Documenting the uncertainty, the discussion, and the plan in the ED chart is helpful to the defense. Conversely, remarks such as “it is just a sprain” when the X-ray is less than definitive are going to be legally problematic if it turns out to be a fracture. The EP then must admit at trial or deposition that, in fact, the diagnosis was uncertain. “Uncertainty should always be communicated, documented in the record, and should be followed up by next steps to get to a more certain state,” Hanscom adds. Patients then become more engaged in their own care. This becomes very important for time-sensitive diagnoses such as myocardial infarction, stroke, or aneurysm.
“If a physician conveys confidence surrounding a diagnosis when they’re actually unsure, they set themselves up for liability,” Hanscom says. This is because the EP is providing potentially incorrect and damaging information. “By acting with full transparency, you lower the risk of adverse results and create a path to the correct diagnosis,” he adds.
According to Hanscom, these are categories of diagnoses that cause the most trouble for EDs legally:
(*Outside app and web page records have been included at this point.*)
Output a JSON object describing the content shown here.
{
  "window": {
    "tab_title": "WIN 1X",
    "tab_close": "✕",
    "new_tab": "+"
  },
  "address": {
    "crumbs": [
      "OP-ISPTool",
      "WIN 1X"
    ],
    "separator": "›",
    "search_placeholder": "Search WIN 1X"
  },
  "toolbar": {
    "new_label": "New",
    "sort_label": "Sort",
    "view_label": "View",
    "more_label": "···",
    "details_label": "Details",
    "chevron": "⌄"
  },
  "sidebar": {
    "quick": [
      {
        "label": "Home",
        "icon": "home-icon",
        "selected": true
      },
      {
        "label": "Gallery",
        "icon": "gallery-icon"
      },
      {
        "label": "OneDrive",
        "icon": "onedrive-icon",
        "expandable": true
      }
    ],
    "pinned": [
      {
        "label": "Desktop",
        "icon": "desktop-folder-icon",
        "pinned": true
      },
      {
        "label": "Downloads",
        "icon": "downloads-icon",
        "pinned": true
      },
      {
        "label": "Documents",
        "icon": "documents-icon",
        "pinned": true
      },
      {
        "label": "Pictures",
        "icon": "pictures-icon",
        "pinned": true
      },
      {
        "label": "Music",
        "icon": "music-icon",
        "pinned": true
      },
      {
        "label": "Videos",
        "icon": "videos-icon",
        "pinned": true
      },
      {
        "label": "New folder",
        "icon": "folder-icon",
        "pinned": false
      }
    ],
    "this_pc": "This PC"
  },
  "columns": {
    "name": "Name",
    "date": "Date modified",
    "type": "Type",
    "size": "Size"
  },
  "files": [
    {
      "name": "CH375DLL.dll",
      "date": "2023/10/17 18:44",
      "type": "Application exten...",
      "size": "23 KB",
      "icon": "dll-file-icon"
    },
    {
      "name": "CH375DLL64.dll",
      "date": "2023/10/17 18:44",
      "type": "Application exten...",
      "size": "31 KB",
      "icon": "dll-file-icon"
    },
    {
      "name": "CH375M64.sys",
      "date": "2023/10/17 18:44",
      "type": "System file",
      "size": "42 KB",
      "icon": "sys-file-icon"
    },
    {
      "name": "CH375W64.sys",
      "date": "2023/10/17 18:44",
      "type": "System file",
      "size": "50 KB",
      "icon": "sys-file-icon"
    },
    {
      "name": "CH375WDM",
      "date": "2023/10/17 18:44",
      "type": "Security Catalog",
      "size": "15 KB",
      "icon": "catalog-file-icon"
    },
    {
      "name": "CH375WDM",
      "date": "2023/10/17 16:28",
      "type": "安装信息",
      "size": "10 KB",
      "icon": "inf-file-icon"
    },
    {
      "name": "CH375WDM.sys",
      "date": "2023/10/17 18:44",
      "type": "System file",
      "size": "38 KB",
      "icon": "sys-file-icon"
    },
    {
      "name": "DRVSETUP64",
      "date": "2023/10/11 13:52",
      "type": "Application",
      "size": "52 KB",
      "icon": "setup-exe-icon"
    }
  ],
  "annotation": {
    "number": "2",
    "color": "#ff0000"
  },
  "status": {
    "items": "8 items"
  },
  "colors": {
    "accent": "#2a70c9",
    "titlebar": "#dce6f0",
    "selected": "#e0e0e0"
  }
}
Financial Disclosure: Kay Ball, PhD, RN, CNOR, FAAN (Nurse Planner), is a consultant for Ethicon USA and Mobile Instrument Service and Repair. The following individuals disclose that they have no consultant, stockholder, speaker’s bureau, research, or other financial relationships with companies having ties to this field of study: Arthur R. Derse, MD, JD, FACEP (Physician Editor), Stacey Kusterbeck (Author), Jonathan Springston (Editor), Jesse Saffron (Editor), Amy M. Johnson, MSN, RN, CPN (Accreditations Manager), and Terrey L. Hatcher (Editorial Group Manager).